When you become anxious try to calm yourself by visualizing a place where you feel very calm and serene. For someone who is susceptible to anxiety it often a helpful techniques for getting coping with anxiety. I'm an anxious flyer, so whenever I feel nervous on a flight, I imagine that I am floating in the shallow waters at one of the most beautiful beaches in the world. (Pancake Bay)
Anticipate questions that may be asked about the topic. Summarize important points as you listen.
As students take notes and do review they should be identifying the main points and anticipating the questions that may be asked on a test or exam.
Repeating what you have learned by saying it aloud helps students identify any gaps that may exist.
This young woman has some very sound advice for developing good study habits in preparation for exams and tests. One of the things that she thinks works well for her is to study with someone else and advises students not to procrastinate. Check it out! http://youtu.be/8rEri2SN5_Y
Do's, Get a Good Night's Sleep, Exercise, Get Ready, Keep a Good Balance of Diet & Exercise & Fun, Avoid Refined Sugar, New node, New node, Eat Healthy Snacks, fruit, cheese & crackers, nuts, Stay Hydrated - Don't forget to drink water., Be On Time
Don'ts, Don't Cram, Don't Keep Studying Right Up Until the Last Minute, Don't Take Your Books, Avoid Caffeine, Don't Procrastinate (It leads to Cramming)
Jot Down Important Points
Look Over the Test
Do the Easiest Questions First
Read the Questions Carefully
Help students recognize what they do know instead of focusing on what they don't know.
Great tips for How to Study from the University of Dartmouth, Nova Scotia http://www.dartmouth.edu/~acskills/success/study.html
Some great suggestions from My Tutor World for improving reading skills: http://www.mytutorworld.com/moodle/mod/resource/view.php?id=98 As an ESL Instructor I have learned the skills needed to help students understand what they are hearing or reading through pre-reading and guided reading techniques. Pre-reading involves reviewing new or unfamiliar vocabulary and guided reading is a method of questioning a student about the content as they are reading material.
It is helpful if an advisor has experience or knowledge of the standard exams which a student may have to take in their field of expertise. In my case, as an ESL advisor, I have attended professional development courses on how to help students to tackle TOEFL exams (Test of English as a Foreign Language) which many students may need to pass in order to enter some universities and colleges.

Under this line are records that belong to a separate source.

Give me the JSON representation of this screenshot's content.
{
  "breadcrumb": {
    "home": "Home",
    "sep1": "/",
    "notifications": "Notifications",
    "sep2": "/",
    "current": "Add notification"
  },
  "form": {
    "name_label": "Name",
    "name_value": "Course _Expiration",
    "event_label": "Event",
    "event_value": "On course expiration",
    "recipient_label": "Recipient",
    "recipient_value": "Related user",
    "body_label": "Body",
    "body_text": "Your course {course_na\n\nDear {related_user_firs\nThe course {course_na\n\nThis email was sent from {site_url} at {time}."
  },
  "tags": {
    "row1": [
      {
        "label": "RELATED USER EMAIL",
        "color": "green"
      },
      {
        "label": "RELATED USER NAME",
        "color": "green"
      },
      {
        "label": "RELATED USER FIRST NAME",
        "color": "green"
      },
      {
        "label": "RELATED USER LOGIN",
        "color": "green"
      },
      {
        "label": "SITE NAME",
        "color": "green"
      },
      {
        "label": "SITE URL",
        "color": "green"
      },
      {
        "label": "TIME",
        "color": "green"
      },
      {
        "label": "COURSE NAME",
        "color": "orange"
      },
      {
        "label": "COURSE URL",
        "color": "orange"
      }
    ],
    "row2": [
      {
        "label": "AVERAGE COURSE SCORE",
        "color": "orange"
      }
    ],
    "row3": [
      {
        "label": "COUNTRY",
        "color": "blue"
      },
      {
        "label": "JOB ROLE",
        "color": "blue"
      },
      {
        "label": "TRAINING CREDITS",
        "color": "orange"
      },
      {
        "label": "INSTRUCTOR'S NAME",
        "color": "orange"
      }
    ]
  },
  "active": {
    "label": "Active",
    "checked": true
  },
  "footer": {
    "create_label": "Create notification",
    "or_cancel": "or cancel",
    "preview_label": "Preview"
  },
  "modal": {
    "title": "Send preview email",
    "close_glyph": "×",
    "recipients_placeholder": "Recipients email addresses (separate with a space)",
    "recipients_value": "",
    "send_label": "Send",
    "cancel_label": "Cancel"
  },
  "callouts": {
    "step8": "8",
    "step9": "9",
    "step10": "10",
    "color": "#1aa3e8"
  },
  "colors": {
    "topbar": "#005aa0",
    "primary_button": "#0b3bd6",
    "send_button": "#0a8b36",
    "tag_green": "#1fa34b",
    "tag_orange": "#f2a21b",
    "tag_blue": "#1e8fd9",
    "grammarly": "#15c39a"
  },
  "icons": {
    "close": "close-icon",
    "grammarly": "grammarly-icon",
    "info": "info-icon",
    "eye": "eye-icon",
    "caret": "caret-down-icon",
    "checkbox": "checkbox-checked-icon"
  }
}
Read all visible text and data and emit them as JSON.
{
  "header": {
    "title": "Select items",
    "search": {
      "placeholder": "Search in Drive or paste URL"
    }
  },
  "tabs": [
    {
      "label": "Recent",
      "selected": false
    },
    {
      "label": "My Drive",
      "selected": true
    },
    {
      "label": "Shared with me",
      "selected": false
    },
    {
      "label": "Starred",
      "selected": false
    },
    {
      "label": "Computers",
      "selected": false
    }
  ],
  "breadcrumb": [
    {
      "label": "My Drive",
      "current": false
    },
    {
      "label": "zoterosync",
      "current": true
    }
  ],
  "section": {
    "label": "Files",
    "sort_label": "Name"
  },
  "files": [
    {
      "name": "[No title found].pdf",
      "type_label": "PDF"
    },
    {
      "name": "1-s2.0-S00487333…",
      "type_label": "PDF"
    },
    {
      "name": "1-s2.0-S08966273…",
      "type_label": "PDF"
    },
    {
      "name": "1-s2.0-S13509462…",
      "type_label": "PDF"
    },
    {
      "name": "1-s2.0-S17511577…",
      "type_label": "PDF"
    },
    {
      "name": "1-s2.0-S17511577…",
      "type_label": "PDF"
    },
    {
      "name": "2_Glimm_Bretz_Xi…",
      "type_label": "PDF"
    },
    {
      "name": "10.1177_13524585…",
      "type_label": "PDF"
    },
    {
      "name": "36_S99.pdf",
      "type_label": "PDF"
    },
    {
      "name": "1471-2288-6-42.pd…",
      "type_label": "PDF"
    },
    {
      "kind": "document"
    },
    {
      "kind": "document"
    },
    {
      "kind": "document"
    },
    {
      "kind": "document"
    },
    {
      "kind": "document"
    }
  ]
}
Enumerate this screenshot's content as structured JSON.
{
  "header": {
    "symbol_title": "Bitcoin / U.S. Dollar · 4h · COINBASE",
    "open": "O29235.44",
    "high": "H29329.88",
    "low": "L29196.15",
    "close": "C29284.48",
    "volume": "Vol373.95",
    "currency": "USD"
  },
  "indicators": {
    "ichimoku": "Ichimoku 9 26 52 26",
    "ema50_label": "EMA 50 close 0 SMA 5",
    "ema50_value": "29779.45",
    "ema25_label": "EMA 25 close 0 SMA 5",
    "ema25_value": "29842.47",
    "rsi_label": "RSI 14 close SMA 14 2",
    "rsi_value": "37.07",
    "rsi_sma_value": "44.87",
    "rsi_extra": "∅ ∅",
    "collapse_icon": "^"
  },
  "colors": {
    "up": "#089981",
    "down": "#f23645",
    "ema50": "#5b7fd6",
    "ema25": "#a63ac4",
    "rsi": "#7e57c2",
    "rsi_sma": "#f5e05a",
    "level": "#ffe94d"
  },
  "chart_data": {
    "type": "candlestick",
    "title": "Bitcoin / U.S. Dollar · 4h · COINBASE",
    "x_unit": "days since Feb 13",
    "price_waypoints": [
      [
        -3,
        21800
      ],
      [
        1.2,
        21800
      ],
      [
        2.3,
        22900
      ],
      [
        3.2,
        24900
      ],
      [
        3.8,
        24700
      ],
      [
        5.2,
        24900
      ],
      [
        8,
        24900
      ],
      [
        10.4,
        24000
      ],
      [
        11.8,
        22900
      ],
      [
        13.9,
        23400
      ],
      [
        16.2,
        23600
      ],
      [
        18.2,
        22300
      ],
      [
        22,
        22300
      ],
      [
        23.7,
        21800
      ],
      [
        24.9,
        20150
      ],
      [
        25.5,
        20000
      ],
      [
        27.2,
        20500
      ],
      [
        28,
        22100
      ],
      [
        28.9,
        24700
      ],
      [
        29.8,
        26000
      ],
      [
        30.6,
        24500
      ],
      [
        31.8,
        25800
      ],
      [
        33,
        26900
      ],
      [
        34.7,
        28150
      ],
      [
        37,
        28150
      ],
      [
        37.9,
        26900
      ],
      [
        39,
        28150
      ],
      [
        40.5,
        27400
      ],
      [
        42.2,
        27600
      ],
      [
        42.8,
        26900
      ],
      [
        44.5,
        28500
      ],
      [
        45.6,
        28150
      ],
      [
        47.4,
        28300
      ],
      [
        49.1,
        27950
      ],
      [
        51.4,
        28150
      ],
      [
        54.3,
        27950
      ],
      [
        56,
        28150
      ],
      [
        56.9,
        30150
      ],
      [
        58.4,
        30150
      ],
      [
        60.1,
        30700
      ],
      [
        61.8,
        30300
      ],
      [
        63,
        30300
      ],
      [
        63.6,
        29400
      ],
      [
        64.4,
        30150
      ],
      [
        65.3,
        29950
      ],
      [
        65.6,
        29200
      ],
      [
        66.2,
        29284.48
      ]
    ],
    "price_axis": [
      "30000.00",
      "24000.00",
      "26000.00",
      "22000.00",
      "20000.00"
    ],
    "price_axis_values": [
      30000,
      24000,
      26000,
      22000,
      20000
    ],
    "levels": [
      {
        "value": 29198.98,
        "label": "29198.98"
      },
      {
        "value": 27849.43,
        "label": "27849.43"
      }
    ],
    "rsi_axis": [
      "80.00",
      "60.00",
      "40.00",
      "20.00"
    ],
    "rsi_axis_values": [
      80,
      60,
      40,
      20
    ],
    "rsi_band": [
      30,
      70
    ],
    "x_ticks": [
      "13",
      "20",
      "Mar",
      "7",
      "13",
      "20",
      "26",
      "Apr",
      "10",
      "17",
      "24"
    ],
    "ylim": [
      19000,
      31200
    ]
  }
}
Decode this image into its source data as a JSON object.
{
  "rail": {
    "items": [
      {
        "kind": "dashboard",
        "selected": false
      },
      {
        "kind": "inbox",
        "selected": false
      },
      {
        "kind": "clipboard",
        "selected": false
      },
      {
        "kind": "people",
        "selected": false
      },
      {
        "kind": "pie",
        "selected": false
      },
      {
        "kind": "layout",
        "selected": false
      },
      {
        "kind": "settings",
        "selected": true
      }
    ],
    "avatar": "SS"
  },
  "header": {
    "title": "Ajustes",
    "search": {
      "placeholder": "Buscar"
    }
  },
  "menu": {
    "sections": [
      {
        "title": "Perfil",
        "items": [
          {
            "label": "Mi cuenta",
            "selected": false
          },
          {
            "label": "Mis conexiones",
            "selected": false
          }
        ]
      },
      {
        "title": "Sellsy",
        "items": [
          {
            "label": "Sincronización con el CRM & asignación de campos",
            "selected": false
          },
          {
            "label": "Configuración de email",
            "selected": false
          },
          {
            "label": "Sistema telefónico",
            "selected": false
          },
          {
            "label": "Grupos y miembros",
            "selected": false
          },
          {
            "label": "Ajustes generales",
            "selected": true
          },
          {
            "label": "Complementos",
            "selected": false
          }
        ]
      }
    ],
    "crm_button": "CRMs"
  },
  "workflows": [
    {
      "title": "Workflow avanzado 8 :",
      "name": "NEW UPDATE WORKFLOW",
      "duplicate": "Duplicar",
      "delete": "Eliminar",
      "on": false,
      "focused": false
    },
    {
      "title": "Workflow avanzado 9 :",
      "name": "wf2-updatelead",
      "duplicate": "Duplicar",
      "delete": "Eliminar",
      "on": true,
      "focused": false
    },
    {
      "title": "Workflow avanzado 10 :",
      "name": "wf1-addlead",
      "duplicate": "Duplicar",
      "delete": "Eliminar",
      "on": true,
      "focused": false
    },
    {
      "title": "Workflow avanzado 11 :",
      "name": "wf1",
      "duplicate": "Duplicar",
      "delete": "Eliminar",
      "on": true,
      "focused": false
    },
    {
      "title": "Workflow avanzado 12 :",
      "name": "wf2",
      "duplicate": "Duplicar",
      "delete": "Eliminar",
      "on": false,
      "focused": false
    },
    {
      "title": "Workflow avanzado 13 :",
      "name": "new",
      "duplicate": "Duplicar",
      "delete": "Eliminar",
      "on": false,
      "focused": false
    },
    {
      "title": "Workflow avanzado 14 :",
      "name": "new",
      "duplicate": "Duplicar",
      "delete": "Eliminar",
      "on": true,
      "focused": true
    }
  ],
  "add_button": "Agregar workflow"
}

I am also familiar with other qualifying exams such as IAELT's and MeLab.
Techniques for Improving Memory, Flash Cards, Link Method, Take Breaks, Sing It to Remember It, Chunking Material into Meaningful Pieces
Identify Ways to Focus, Tidy Work Space, Away from Windows, Turn off TV's, stereo's, music, Study at a Library, No Facebook, Instant Messaging Turn off Cell-phone While Working
Provide Advice for Coping with Anxiety
Time Management, Start Early, Develop a Study Plan, Plan to Study When Most Alert
Help Student Develop Ways to Demonstrate What He/She Knows, Mind-mapping, Tables, Diagrams, Graphs, Oral & Written Summaries, Mind Mapping
Techniques for Multiple Choice Questions